The Pillars of Debate; essential in the EFL classroom
by Luan Hanratty
“Time spent arguing is, oddly enough, almost never wasted.” ~ Christopher Hitchens
Is this quote any more applicable than in the language classroom? Of all the activities I have used and enjoyed, debating has to be one of the most active and beneficial. Setting up a debate creates a dynamic and spontaneous atmosphere which provides substantial results not just in students’ language proficiency but in their understanding of a topic.
The ultimate paradigm shifter
Debates are the ultimate paradigm shifter. Students come into the room at the start of class maybe not knowing much about the subject and being heavily inclined to sit on the fence. But by the end of the class the vast majority will have considered, listened and argued enough to augment their own schema and form their own assured opinions.
The one drawback is that people below an intermediate level tend to get left out because they lack the fluency to string clauses together and the vocabulary to make their point. This is difficult but it is something encouragingly positive for lower level learners to aim for.

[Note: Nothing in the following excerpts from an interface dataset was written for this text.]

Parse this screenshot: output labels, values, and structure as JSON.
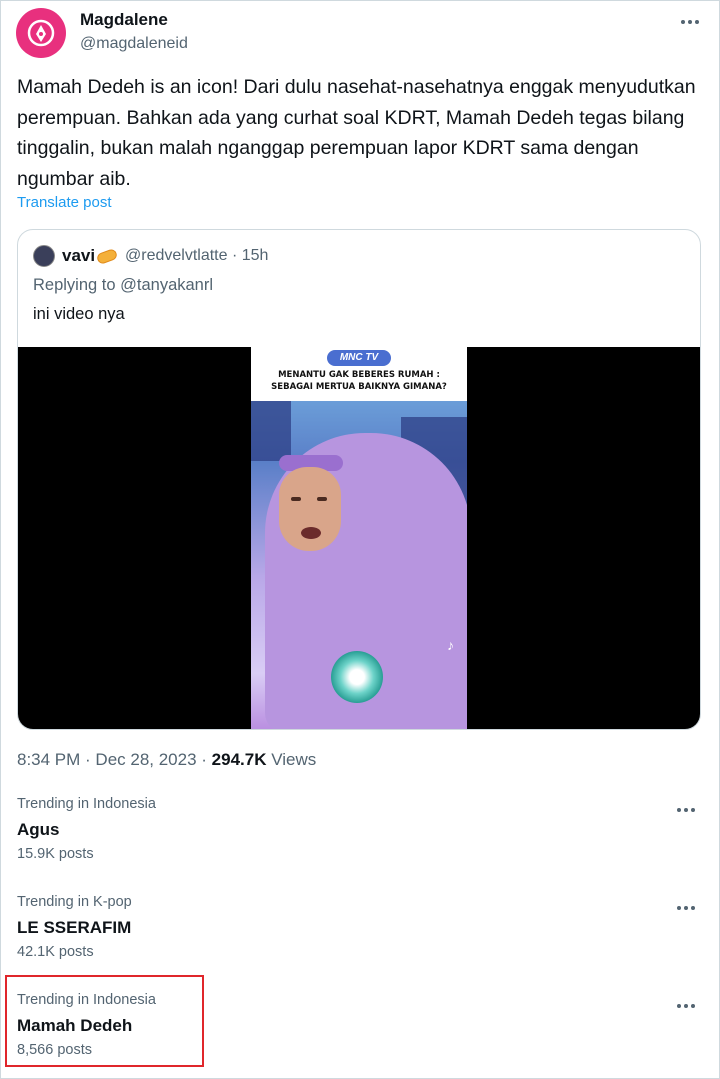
{
  "post": {
    "author_name": "Magdalene",
    "author_handle": "@magdaleneid",
    "text": "Mamah Dedeh is an icon! Dari dulu nasehat-nasehatnya enggak menyudutkan perempuan. Bahkan ada yang curhat soal KDRT, Mamah Dedeh tegas bilang tinggalin, bukan malah nganggap perempuan lapor KDRT sama dengan ngumbar aib.",
    "translate_label": "Translate post",
    "timestamp": "8:34 PM · Dec 28, 2023 · ",
    "views_count": "294.7K",
    "views_label": " Views"
  },
  "quote": {
    "name": "vavi",
    "handle_time": "@redvelvtlatte · 15h",
    "replying_to": "Replying to @tanyakanrl",
    "text": "ini video nya",
    "video": {
      "logo": "MNC TV",
      "headline_line1": "MENANTU GAK BEBERES RUMAH :",
      "headline_line2": "SEBAGAI MERTUA  BAIKNYA GIMANA?"
    }
  },
  "trends": [
    {
      "category": "Trending in Indonesia",
      "name": "Agus",
      "count": "15.9K posts"
    },
    {
      "category": "Trending in K-pop",
      "name": "LE SSERAFIM",
      "count": "42.1K posts"
    },
    {
      "category": "Trending in Indonesia",
      "name": "Mamah Dedeh",
      "count": "8,566 posts"
    }
  ],
  "colors": {
    "accent": "#1d9bf0",
    "avatar": "#e8307e",
    "highlight": "#e0262b"
  }
}
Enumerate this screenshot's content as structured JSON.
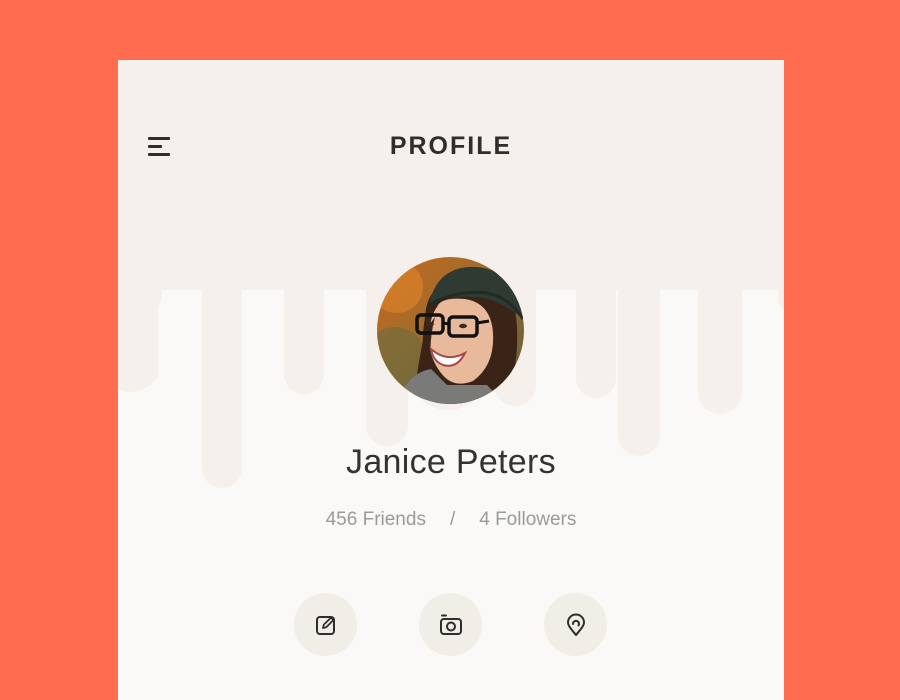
{
  "header": {
    "title": "PROFILE",
    "menu_icon": "hamburger-menu-icon"
  },
  "profile": {
    "name": "Janice Peters",
    "friends": "456 Friends",
    "separator": "/",
    "followers": "4 Followers",
    "avatar_description": "profile-photo"
  },
  "actions": [
    {
      "icon": "edit-icon"
    },
    {
      "icon": "camera-icon"
    },
    {
      "icon": "location-pin-icon"
    }
  ],
  "colors": {
    "background": "#FF6C4F",
    "card": "#FAF9F7",
    "card_top": "#F5F0EB",
    "action_bg": "#F1EDE7",
    "text_dark": "#2E2E2E",
    "text_muted": "#9A9A9A"
  }
}
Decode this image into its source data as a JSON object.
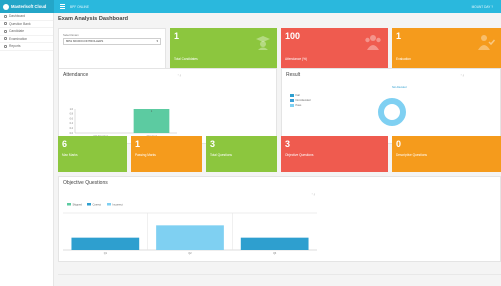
{
  "header": {
    "app_name": "Masterlsoft Cloud",
    "top_link": "BPF ONLINE",
    "user": "MOUNT DAY ?"
  },
  "sidebar": {
    "items": [
      {
        "label": "Dashboard",
        "icon": "dashboard-icon"
      },
      {
        "label": "Question Bank",
        "icon": "book-icon"
      },
      {
        "label": "Candidate",
        "icon": "user-icon"
      },
      {
        "label": "Examination",
        "icon": "exam-icon"
      },
      {
        "label": "Reports",
        "icon": "report-icon"
      }
    ]
  },
  "page": {
    "title": "Exam Analysis Dashboard"
  },
  "exam_select": {
    "label": "Select Exam",
    "value": "8051 MICROCONTROLLERS"
  },
  "stat_cards": [
    {
      "value": "1",
      "label": "Total Candidates",
      "color": "#8cc63e",
      "icon": "graduate-icon"
    },
    {
      "value": "100",
      "label": "Attendance (%)",
      "color": "#ef5b4f",
      "icon": "group-icon"
    },
    {
      "value": "1",
      "label": "Evaluation",
      "color": "#f59b1c",
      "icon": "user-check-icon"
    }
  ],
  "attendance": {
    "title": "Attendance",
    "chart_data": {
      "type": "bar",
      "categories": [
        "Not Attended",
        "Appeared"
      ],
      "values": [
        0,
        1
      ],
      "ylim": [
        0,
        1
      ],
      "yticks": [
        "1.0",
        "0.8",
        "0.6",
        "0.4",
        "0.2",
        "0.0"
      ],
      "data_labels": [
        "",
        "1"
      ],
      "color": "#5ccba1"
    }
  },
  "result": {
    "title": "Result",
    "chart_data": {
      "type": "pie",
      "labels": [
        "Fail",
        "Not Attended",
        "Pass"
      ],
      "values": [
        0,
        0,
        1
      ],
      "colors": [
        "#2e9fcf",
        "#3aa0d8",
        "#7fd0f2"
      ],
      "annotation": "Not Attended"
    }
  },
  "summary_cards": [
    {
      "value": "6",
      "label": "Max Marks",
      "color": "#8cc63e"
    },
    {
      "value": "1",
      "label": "Passing Marks",
      "color": "#f59b1c"
    },
    {
      "value": "3",
      "label": "Total Questions",
      "color": "#8cc63e"
    },
    {
      "value": "3",
      "label": "Objective Questions",
      "color": "#ef5b4f"
    },
    {
      "value": "0",
      "label": "Descriptive Questions",
      "color": "#f59b1c"
    }
  ],
  "objective": {
    "title": "Objective Questions",
    "chart_data": {
      "type": "bar",
      "categories": [
        "Q1",
        "Q2",
        "Q3"
      ],
      "series": [
        {
          "name": "Skipped",
          "color": "#5ccba1",
          "values": [
            0,
            0,
            0
          ]
        },
        {
          "name": "Correct",
          "color": "#2e9fcf",
          "values": [
            1,
            0,
            1
          ]
        },
        {
          "name": "Incorrect",
          "color": "#7fd0f2",
          "values": [
            0,
            2,
            0
          ]
        }
      ],
      "ylim": [
        0,
        3
      ]
    }
  }
}
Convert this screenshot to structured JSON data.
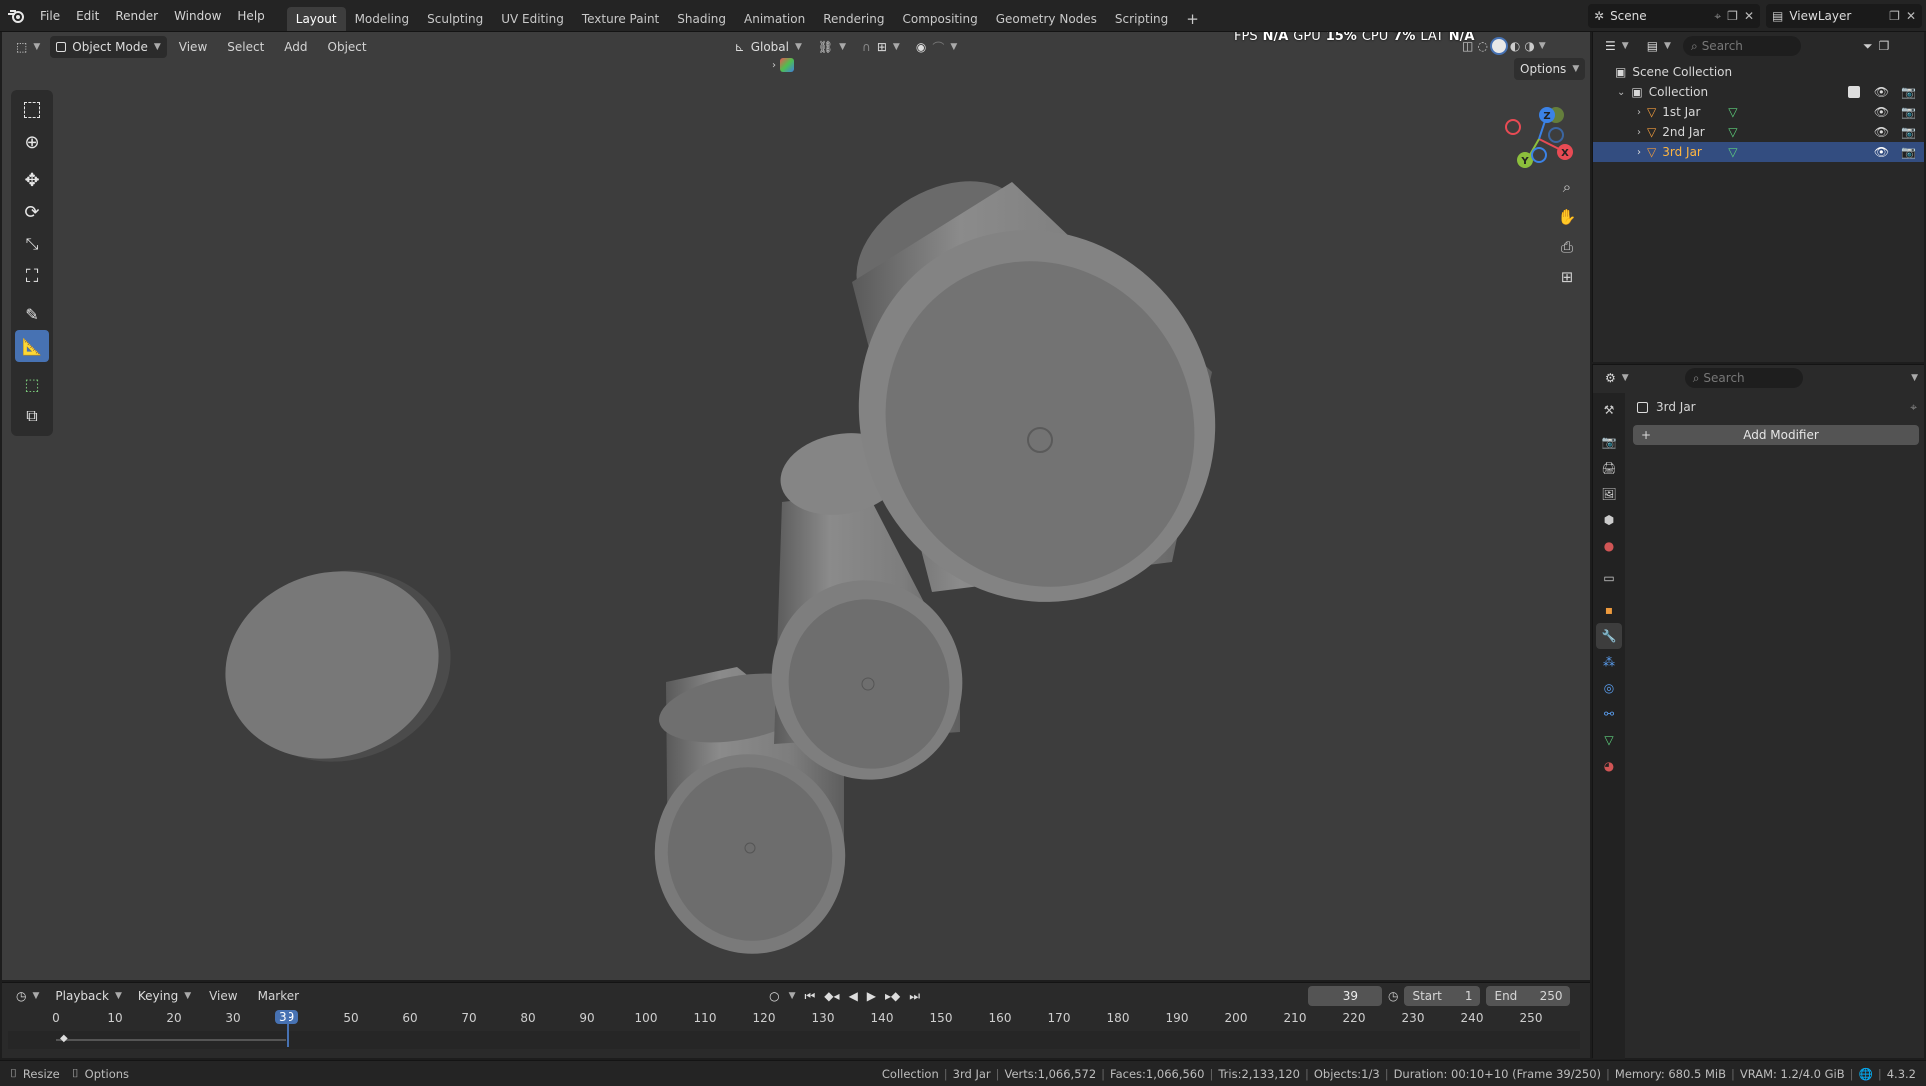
{
  "menu": {
    "items": [
      "File",
      "Edit",
      "Render",
      "Window",
      "Help"
    ]
  },
  "workspaces": {
    "tabs": [
      "Layout",
      "Modeling",
      "Sculpting",
      "UV Editing",
      "Texture Paint",
      "Shading",
      "Animation",
      "Rendering",
      "Compositing",
      "Geometry Nodes",
      "Scripting"
    ],
    "active": "Layout",
    "add_label": "+"
  },
  "scene": {
    "name": "Scene",
    "view_layer": "ViewLayer"
  },
  "viewport": {
    "mode": "Object Mode",
    "menus": [
      "View",
      "Select",
      "Add",
      "Object"
    ],
    "orientation": "Global",
    "options_label": "Options",
    "hud": {
      "fps_label": "FPS",
      "fps_value": "N/A",
      "gpu_label": "GPU",
      "gpu_value": "15%",
      "cpu_label": "CPU",
      "cpu_value": "7%",
      "lat_label": "LAT",
      "lat_value": "N/A"
    },
    "gizmo": {
      "x": "X",
      "y": "Y",
      "z": "Z"
    }
  },
  "toolbar": {
    "tools": [
      "select-box",
      "cursor",
      "move",
      "rotate",
      "scale",
      "transform",
      "annotate",
      "measure",
      "add-cube",
      "extrude"
    ],
    "active": "measure"
  },
  "outliner": {
    "search_placeholder": "Search",
    "root": "Scene Collection",
    "collection": "Collection",
    "objects": [
      {
        "name": "1st Jar",
        "selected": false
      },
      {
        "name": "2nd Jar",
        "selected": false
      },
      {
        "name": "3rd Jar",
        "selected": true
      }
    ]
  },
  "properties": {
    "search_placeholder": "Search",
    "object_name": "3rd Jar",
    "add_modifier_label": "Add Modifier",
    "active_tab": "modifiers"
  },
  "timeline": {
    "menus": [
      "Playback",
      "Keying",
      "View",
      "Marker"
    ],
    "current_frame": "39",
    "start_label": "Start",
    "start_value": "1",
    "end_label": "End",
    "end_value": "250",
    "ticks": [
      "0",
      "10",
      "20",
      "30",
      "50",
      "60",
      "70",
      "80",
      "90",
      "100",
      "110",
      "120",
      "130",
      "140",
      "150",
      "160",
      "170",
      "180",
      "190",
      "200",
      "210",
      "220",
      "230",
      "240",
      "250"
    ],
    "playhead_label": "39"
  },
  "statusbar": {
    "left": [
      "Resize",
      "Options"
    ],
    "collection": "Collection",
    "object": "3rd Jar",
    "verts": "Verts:1,066,572",
    "faces": "Faces:1,066,560",
    "tris": "Tris:2,133,120",
    "objects": "Objects:1/3",
    "duration": "Duration: 00:10+10 (Frame 39/250)",
    "memory": "Memory: 680.5 MiB",
    "vram": "VRAM: 1.2/4.0 GiB",
    "version": "4.3.2"
  },
  "colors": {
    "accent": "#4772b3",
    "selected_row": "#334d80",
    "selected_text": "#ffb640",
    "viewport_bg": "#3d3d3d",
    "axis_x": "#e84b54",
    "axis_y": "#8cbf3c",
    "axis_z": "#3b82e6"
  }
}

The other problem for many teachers is that they may not be very confrontational themselves or they simply may have no interest in political matters. This is a perfectly normal attitude in most contexts but not in educational one. Avoiding debates and socio-political issues in the classroom is the equivalent of sticking not just your own head in the sand but those of the students too.
We live in a society of other people and it is a human necessity to discuss topical events which are wider than just what is happening in pop culture. Debate gets people thinking and it connects us to the community. It makes us a meaningful person in the world we live in. Debate is a healthy human activity and just like drama and games, it is part of life itself. We find it everywhere we find civilization and, as such, newspapers are a very good place to start.
Debate makes us mature
No child, no matter what nationality, should be sheltered from exposure to political and philosophical ideas. As long as there is an educational and objective purpose there is no harm done by it, but a host of good. Debate makes us mature. It gives us an important grasp of concepts because it forces us to see things from the opposite perspective.
Every argument has two sides and this is no more a function of simplicity than the natural tendency of human society to organize itself along diametric lines. This really started with the ancient Athenians, for whom Oligos were the party of the ruling elite and patricians. Eventually though, Demos arose in opposition to represent the many, [the] hoi polloi. And so it was that the art of debate was developed and enshrined and passed down, and today as modern teachers, we ought to keep that flame alive.
Taboos are there to be broken
The taboos are there to be broken – and that is where the best arguments and indeed the best ideas come from. The Romans knew it and you can see it in online to day. The best arguments are the ones that disagree with the many but stick to these five principles: logic, reason, facts, humour and politeness. If you follow them, it gives you license to communicate any point you wish and to brook controversial ideas. So I believe it is good to break the taboo of political and philosophical discussion with learners. Argument is not a dirty word and it doesn’t have to be offensive. After all it’s just talk and that is what we, more than anyone else, are in the business of.
Luan Hanratty blogs at teflideas.com has authored several books including the recently released Great Debates – 24 of the Most Important Questions in Modern Society for Teachers of ESL and EAP.